The November meeting of the Lower Rio Grande Citizens Forum was a progress report on the status of efforts being made by responsible government agencies on both sides of the Rio Grande to comply with requirements of the 1944 Water Treaty, to which both Mexico and the United States are signatories. Representatives of the United States Section of the International Boundary and Water Commission (USIBWC), and officers of Mexico’s Federal Water Entity (CONAGUA) were present for the well-attended meeting. The quarterly meeting was held in the agency’s public conference room at the Mercedes main headquarters.
Additionally, the challenge of stopping illegal dumping on the border was addressed by officers of the Hidalgo County Constable’s office.
Citizens Forum Co-Chair, Omar Rios, got the meeting underway with a welcome and introductions of interested citizens present and members of the press. This public meeting attracted a room full of involved attendees from such diverse fields as environmentalists, park rangers, police officers, farmers, and city managers–all with deep concern about law enforcement, flooding and the availability of water for their needs.

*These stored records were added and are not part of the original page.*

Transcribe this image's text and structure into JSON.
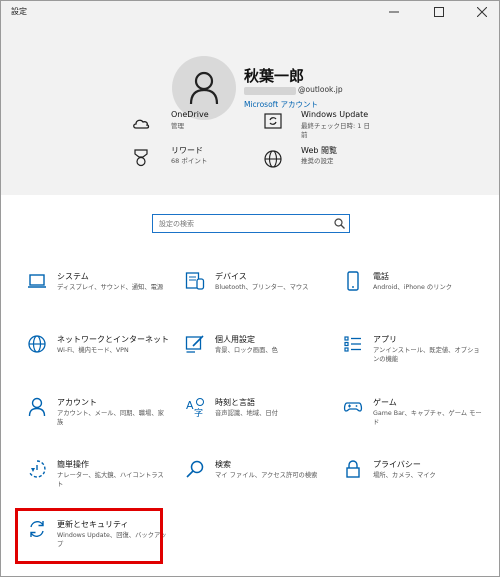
{
  "window": {
    "title": "設定"
  },
  "controls": {
    "minimize": "─",
    "maximize": "☐",
    "close": "✕"
  },
  "user": {
    "name": "秋葉一郎",
    "email_suffix": "@outlook.jp",
    "account_link": "Microsoft アカウント"
  },
  "quick": [
    {
      "title": "OneDrive",
      "sub": "管理",
      "icon": "cloud-icon"
    },
    {
      "title": "Windows Update",
      "sub": "最終チェック日時: 1 日前",
      "icon": "update-refresh-icon"
    },
    {
      "title": "リワード",
      "sub": "68 ポイント",
      "icon": "medal-icon"
    },
    {
      "title": "Web 閲覧",
      "sub": "推奨の設定",
      "icon": "globe-icon"
    }
  ],
  "search": {
    "placeholder": "設定の検索"
  },
  "tiles": [
    {
      "title": "システム",
      "sub": "ディスプレイ、サウンド、通知、電源",
      "icon": "laptop-icon"
    },
    {
      "title": "デバイス",
      "sub": "Bluetooth、プリンター、マウス",
      "icon": "devices-icon"
    },
    {
      "title": "電話",
      "sub": "Android、iPhone のリンク",
      "icon": "phone-icon"
    },
    {
      "title": "ネットワークとインターネット",
      "sub": "Wi-Fi、機内モード、VPN",
      "icon": "network-globe-icon"
    },
    {
      "title": "個人用設定",
      "sub": "背景、ロック画面、色",
      "icon": "personalization-icon"
    },
    {
      "title": "アプリ",
      "sub": "アンインストール、既定値、オプションの機能",
      "icon": "apps-list-icon"
    },
    {
      "title": "アカウント",
      "sub": "アカウント、メール、同期、職場、家族",
      "icon": "person-icon"
    },
    {
      "title": "時刻と言語",
      "sub": "音声認識、地域、日付",
      "icon": "time-language-icon"
    },
    {
      "title": "ゲーム",
      "sub": "Game Bar、キャプチャ、ゲーム モード",
      "icon": "gamepad-icon"
    },
    {
      "title": "簡単操作",
      "sub": "ナレーター、拡大鏡、ハイコントラスト",
      "icon": "ease-of-access-icon"
    },
    {
      "title": "検索",
      "sub": "マイ ファイル、アクセス許可の検索",
      "icon": "search-magnifier-icon"
    },
    {
      "title": "プライバシー",
      "sub": "場所、カメラ、マイク",
      "icon": "lock-icon"
    },
    {
      "title": "更新とセキュリティ",
      "sub": "Windows Update、回復、バックアップ",
      "icon": "update-security-icon"
    }
  ],
  "colors": {
    "accent": "#0063b1",
    "highlight": "#e00000",
    "header_bg": "#f2f2f2"
  }
}
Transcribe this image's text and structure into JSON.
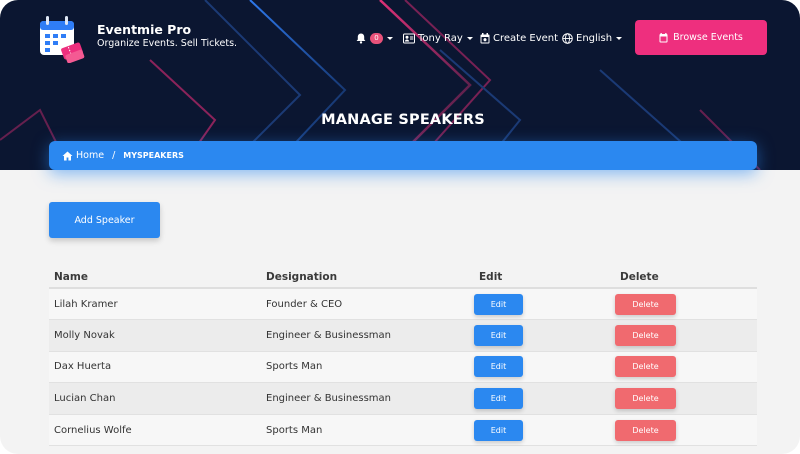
{
  "app": {
    "name": "Eventmie Pro",
    "tagline": "Organize Events. Sell Tickets."
  },
  "nav": {
    "notification_count": "0",
    "user_name": "Tony Ray",
    "create_event": "Create Event",
    "language": "English",
    "browse_events": "Browse Events"
  },
  "page": {
    "title": "MANAGE SPEAKERS",
    "breadcrumb": {
      "home": "Home",
      "separator": "/",
      "current": "MYSPEAKERS"
    },
    "add_button": "Add Speaker"
  },
  "table": {
    "headers": {
      "name": "Name",
      "designation": "Designation",
      "edit": "Edit",
      "delete": "Delete"
    },
    "edit_label": "Edit",
    "delete_label": "Delete",
    "rows": [
      {
        "name": "Lilah Kramer",
        "designation": "Founder & CEO"
      },
      {
        "name": "Molly Novak",
        "designation": "Engineer & Businessman"
      },
      {
        "name": "Dax Huerta",
        "designation": "Sports Man"
      },
      {
        "name": "Lucian Chan",
        "designation": "Engineer & Businessman"
      },
      {
        "name": "Cornelius Wolfe",
        "designation": "Sports Man"
      }
    ]
  },
  "colors": {
    "header_bg": "#0b1631",
    "primary": "#2b88f0",
    "accent_pink": "#ee2f7e",
    "danger": "#f06a6f",
    "badge": "#e8527a"
  },
  "icons": {
    "logo": "calendar-ticket-icon",
    "notifications": "bell-icon",
    "user": "user-card-icon",
    "create_event": "calendar-icon",
    "language": "globe-icon",
    "browse": "ticket-icon",
    "home": "home-icon"
  }
}
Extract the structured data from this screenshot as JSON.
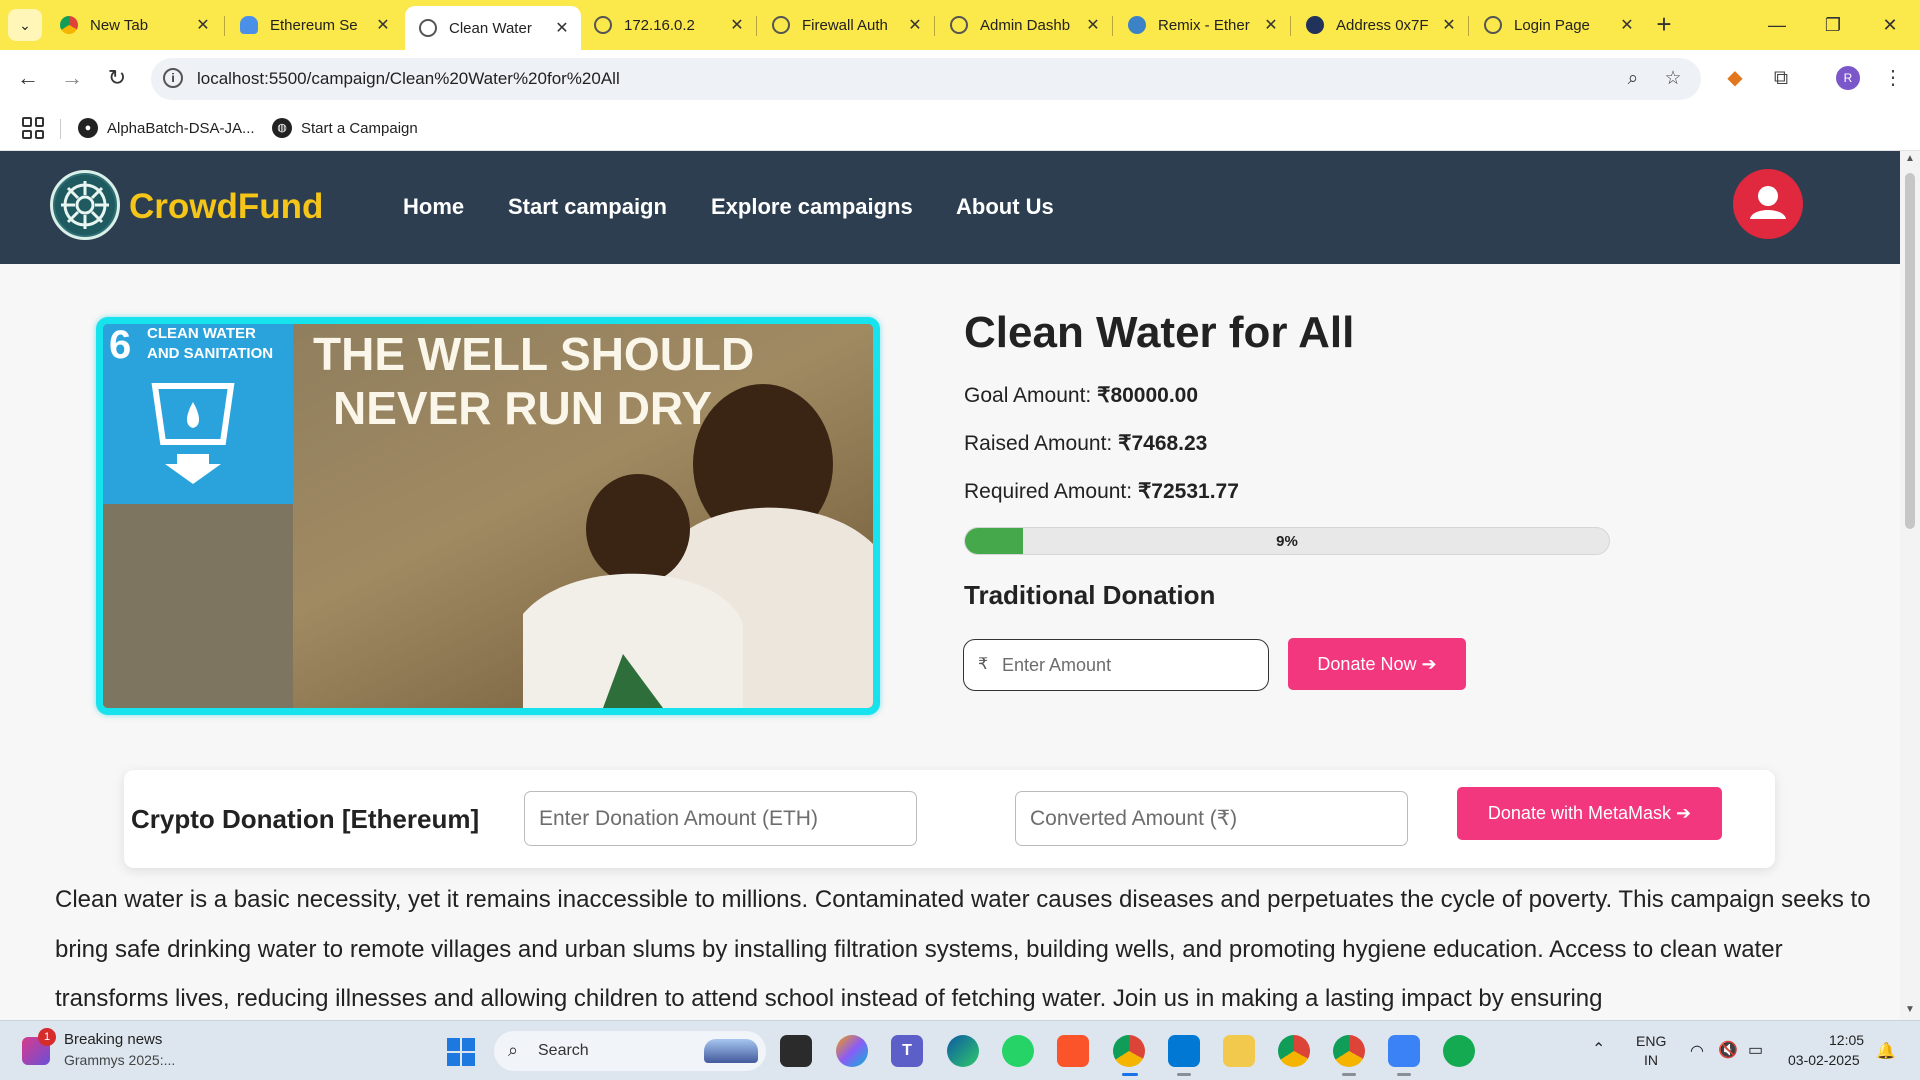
{
  "browser": {
    "tabs": [
      {
        "title": "New Tab",
        "active": false,
        "icon": "chrome-icon"
      },
      {
        "title": "Ethereum Se",
        "active": false,
        "icon": "cloud-icon"
      },
      {
        "title": "Clean Water",
        "active": true,
        "icon": "globe-icon"
      },
      {
        "title": "172.16.0.2",
        "active": false,
        "icon": "globe-icon"
      },
      {
        "title": "Firewall Auth",
        "active": false,
        "icon": "globe-icon"
      },
      {
        "title": "Admin Dashb",
        "active": false,
        "icon": "globe-icon"
      },
      {
        "title": "Remix - Ether",
        "active": false,
        "icon": "remix-icon"
      },
      {
        "title": "Address 0x7F",
        "active": false,
        "icon": "etherscan-icon"
      },
      {
        "title": "Login Page",
        "active": false,
        "icon": "globe-icon"
      }
    ],
    "url": "localhost:5500/campaign/Clean%20Water%20for%20All",
    "bookmarks": [
      {
        "label": "AlphaBatch-DSA-JA..."
      },
      {
        "label": "Start a Campaign"
      }
    ],
    "profile_initial": "R"
  },
  "site": {
    "brand": "CrowdFund",
    "nav": [
      "Home",
      "Start campaign",
      "Explore campaigns",
      "About Us"
    ]
  },
  "campaign": {
    "title": "Clean Water for All",
    "image_text": {
      "goal_number": "6",
      "goal_label_line1": "CLEAN WATER",
      "goal_label_line2": "AND SANITATION",
      "headline_line1": "THE WELL SHOULD",
      "headline_line2": "NEVER RUN DRY"
    },
    "goal_label": "Goal Amount: ",
    "goal_value": "₹80000.00",
    "raised_label": "Raised Amount: ",
    "raised_value": "₹7468.23",
    "required_label": "Required Amount: ",
    "required_value": "₹72531.77",
    "progress_percent": 9,
    "progress_text": "9%",
    "traditional": {
      "title": "Traditional Donation",
      "currency_symbol": "₹",
      "amount_placeholder": "Enter Amount",
      "donate_label": "Donate Now ➔"
    },
    "crypto": {
      "title": "Crypto Donation [Ethereum]",
      "eth_placeholder": "Enter Donation Amount (ETH)",
      "converted_placeholder": "Converted Amount (₹)",
      "donate_label": "Donate with MetaMask ➔"
    },
    "description": "Clean water is a basic necessity, yet it remains inaccessible to millions. Contaminated water causes diseases and perpetuates the cycle of poverty. This campaign seeks to bring safe drinking water to remote villages and urban slums by installing filtration systems, building wells, and promoting hygiene education. Access to clean water transforms lives, reducing illnesses and allowing children to attend school instead of fetching water. Join us in making a lasting impact by ensuring"
  },
  "taskbar": {
    "news_title": "Breaking news",
    "news_sub": "Grammys 2025:...",
    "news_badge": "1",
    "search_label": "Search",
    "lang_line1": "ENG",
    "lang_line2": "IN",
    "time": "12:05",
    "date": "03-02-2025"
  },
  "colors": {
    "tabstrip": "#fbe84a",
    "header": "#2c3e50",
    "brand": "#f5c518",
    "accent_pink": "#f2377e",
    "progress_green": "#45a84a",
    "image_border": "#16e3ee"
  }
}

Sergeant John Sauceda, representing Precinct 1 of the Hidalgo County Constable’s office, was the first speaker. Sauceda praised the decision by the USIBWC to declare the levees “off-limits”for all civilian traffic. “That shuts down the opportunity for illegal dumping and illegal activities of any kind,” he said, “and it makes our job easier and safer for everybody. ‘Remember,’ he said, ‘Illegal dumping—it’s a crime.”’
He highlighted the problem and challenge by citing statistic showing that there have been 102 illegal dumpings reported since January of this year. Each one could face fines of up to $500 and confinement in jail if found and successfully prosecuted. “We desperately need the help of alert citizens who will pick up a phone and identify the violator, describe his vehicle and give directions to the dumping,” he said, then added: “Call 956 447 3775 with your information—it will be a real public service.”
Next on the program, Billy Finn, Chief of Water Accounting, USIBWC, spoke on the status of the Binational Solution to Assure 1944 Water Treaty Compliance and Better Predictability and Reliability in Future Rio Grande Water Deliveries to the United States. In that treaty Mexico is required to deliver water into the Rio Grande from six tributaries during five-year cycles. Among those Mexican rivers are the major rivers: Rio Conchos, Arroyo las Vacas, Rio Alamo and Rio San Juan. They all deliver water upstream of the Amistad and Falcon dams.
He said his agency is working with CONAGUA, the corresponding Federal Mexican water entity and with new, state-of-the-art software tools to assure compliance with international laws.
Anyone wanting more information about these matters or the time of the next Public Forum, can call USIBWC at 956-565-3150 or email Lori Kuczmanski@ibwc.gov.